* I think DeShaun Foster is proving that he is more than a finesse running back. If he can hold on to the ball, he may get Lucas-type money from someone next summer.
* The Panthers have found their tight end, provided Michael Gaines keeps his head out of the clouds.
* To me, this is the most impressive stat: 3 penalties for 25 yard.
* Again, Carolina proves that it will crush inferior quarterback play.
* Brooks Bollinger, I think, did okay and could be a decent backup quarterback. But I believe he had difficulty Sunday seeing the field due to his lack of height (which I think might be Stefan Lefors' career-long challenge). As long as Bollinger had a clear passing lane, he made the throw.

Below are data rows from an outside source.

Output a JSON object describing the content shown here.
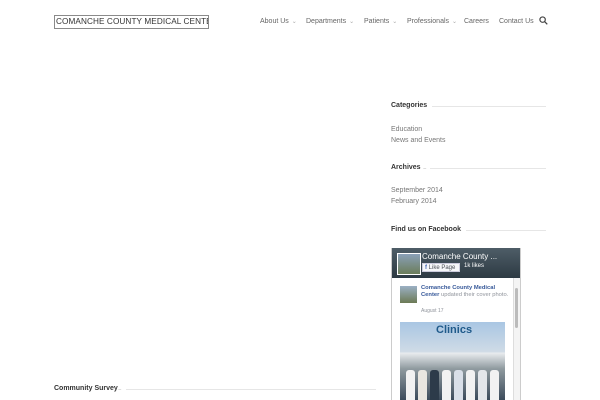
{
  "header": {
    "logo_text": "COMANCHE COUNTY MEDICAL CENTER",
    "nav": [
      {
        "label": "About Us",
        "dropdown": true
      },
      {
        "label": "Departments",
        "dropdown": true
      },
      {
        "label": "Patients",
        "dropdown": true
      },
      {
        "label": "Professionals",
        "dropdown": true
      },
      {
        "label": "Careers",
        "dropdown": false
      },
      {
        "label": "Contact Us",
        "dropdown": false
      }
    ],
    "search_icon": "search-icon"
  },
  "sidebar": {
    "categories": {
      "title": "Categories",
      "items": [
        "Education",
        "News and Events"
      ]
    },
    "archives": {
      "title": "Archives",
      "items": [
        "September 2014",
        "February 2014"
      ]
    },
    "facebook": {
      "title": "Find us on Facebook",
      "page_name": "Comanche County ...",
      "like_label": "Like Page",
      "likes": "1k likes",
      "post_author": "Comanche County Medical Center",
      "post_action": "updated their cover photo.",
      "post_date": "August 17",
      "photo_sign": "Clinics"
    }
  },
  "main": {
    "survey_title": "Community Survey"
  },
  "colors": {
    "link": "#365899",
    "heading": "#333333",
    "text": "#777777"
  }
}
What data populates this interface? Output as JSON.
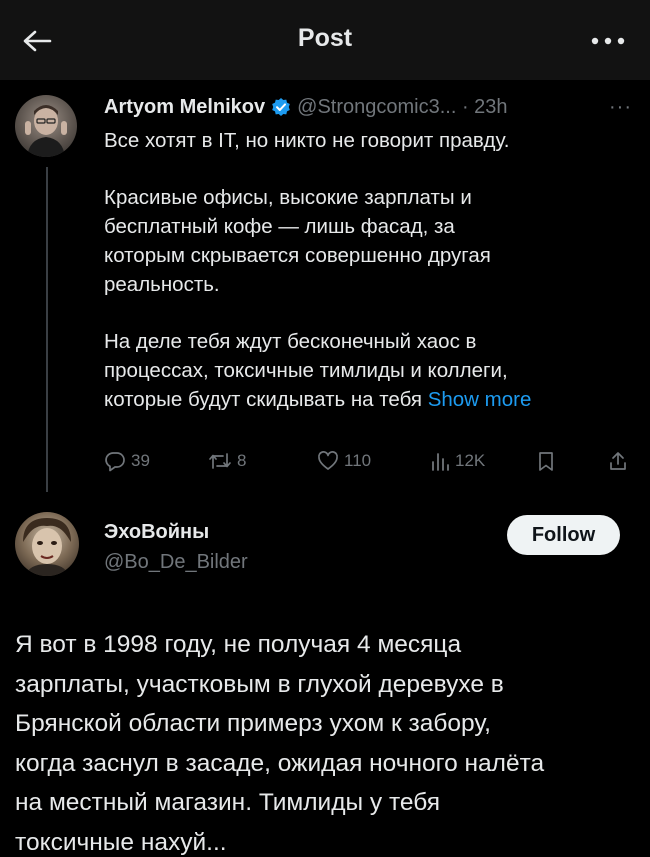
{
  "header": {
    "title": "Post",
    "back_icon": "arrow-left-icon",
    "more_icon": "more-horizontal-icon"
  },
  "quoted_post": {
    "author_name": "Artyom Melnikov",
    "verified": true,
    "handle_time": "@Strongcomic3... · 23h",
    "more_label": "···",
    "paragraphs": [
      "Все хотят в IT, но никто не говорит правду.",
      "Красивые офисы, высокие зарплаты и\nбесплатный кофе — лишь фасад, за\nкоторым скрывается совершенно другая\nреальность.",
      "На деле тебя ждут бесконечный хаос в\nпроцессах, токсичные тимлиды и коллеги,\nкоторые будут скидывать на тебя "
    ],
    "show_more": "Show more",
    "actions": {
      "replies": "39",
      "reposts": "8",
      "likes": "110",
      "views": "12K"
    }
  },
  "reply_post": {
    "author_name": "ЭхоВойны",
    "handle": "@Bo_De_Bilder",
    "follow_label": "Follow",
    "text": "Я вот в 1998 году, не получая 4 месяца\nзарплаты, участковым в глухой деревухе в\nБрянской области примерз ухом к забору,\nкогда заснул в засаде, ожидая ночного налёта\nна местный магазин. Тимлиды у тебя\nтоксичные нахуй..."
  },
  "colors": {
    "background": "#000000",
    "header_bg": "#121212",
    "text": "#e7e9ea",
    "muted": "#71767b",
    "accent": "#1d9bf0",
    "follow_bg": "#eff3f4"
  }
}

* Good to see Kindal Moorehead suck up the pain and contribute with 3 tackles and one of Carolina's 3 sacks.
* Keary Colbert should see his numbers leap the last half of the season if teams continue to smother Steve Smith like the Jets did.
* Rod Gardner has not yet earned a future in Charlotte. He's not even a credible decoy.
* Despite his mistakes on special teams, Justin Miller will be an outstanding corner with the Jets for years to come. He reminds me of Ronde Barber.
* Jets LB Jonathan Vilma is quicker than I imagined he would be.
* 4 p.m. games suck. They always have, always will, and I will always gripe about them.
* Caught John Fox smiling again early on in the third quarter for the third week in a row. Maybe Carolina should just keep on winning coin tosses if it's going to make Fox smile so much.
FOURTH AND GOALThe Panthers are still vulnerable to a team that can run. The Jets lacked a complimentary passing attack Sunday and that killed the effectiveness of their running game. Of course, the turnovers didn't help. But New York showed that a strong running game can put the Panthers' coaching staff in damage-control mode. Do that for an entire game and the Panthers can be beaten.
Running teams like Chicago, Atlanta and New Orleans match up better against Carolina's defensive scheme because so much of that scheme relies on gap responsibility of the front four and the ability of the same front four to get pressure on the quarterback. Opponent success with the run is fatiguing and places stress on other parts of the defense.
The result is bag-play potential through the air and less margin for error when Carolina's offense takes the field.
I like the balance the Panthers have developed. It's what made the paltry 2.8 yards per carry work in the overall recipe for victory against the Jets on Sunday.
But run defense remains an area of concern in my mind, despite the Panthers' league ranking.
TOUCHDOWNOne key element to the Panthers' six-game winning streak is overall team health. Carolina has more quality depth at key positions than they've had in past seasons. Yet an injury to someone like linebacker Dan Morgan or wideout Steve Smith could throw the delicate balance Carolina has developed out of whack – perhaps permanently.
So remaining healthy is key to the team's future success.
Another key element to Carolina's ultimate goal of winning a world championship, and one not often addressed by the media, is the quality of leadership when times get tough.
The Panthers are blessed, quite deliberately so I might add, with superb veteran leadership. Safety Mike Minter is a rock in the locker room and on the field now that he doesn't have to baby-sit his secondary mates like he was forced to do last year. Ken Lucas has emerged as a reliable barometer for the defense.
The offensive line is led by one of the league's finest in Mike Wahle and the rest of the offense takes its cues from natural leaders Jake Delhomme and Steve Smith.
The coaching staff is finally beginning to show its stripes and the front office continues to do the right things.
Staying healthy is tantamount to ultimate success for these Panthers. Yet it is the quality of the veteran leadership the franchise possesses that qualifies it as a great football team.
The amount of quality leadership is the difference between today's Panthers and the enigmatic bunch that went to the Super Bowl in '03 - and why I think they'll push through to the title this season.
So the answer is yes. The Carolina Panthers are that good.
You can reach Chaz at email@example.com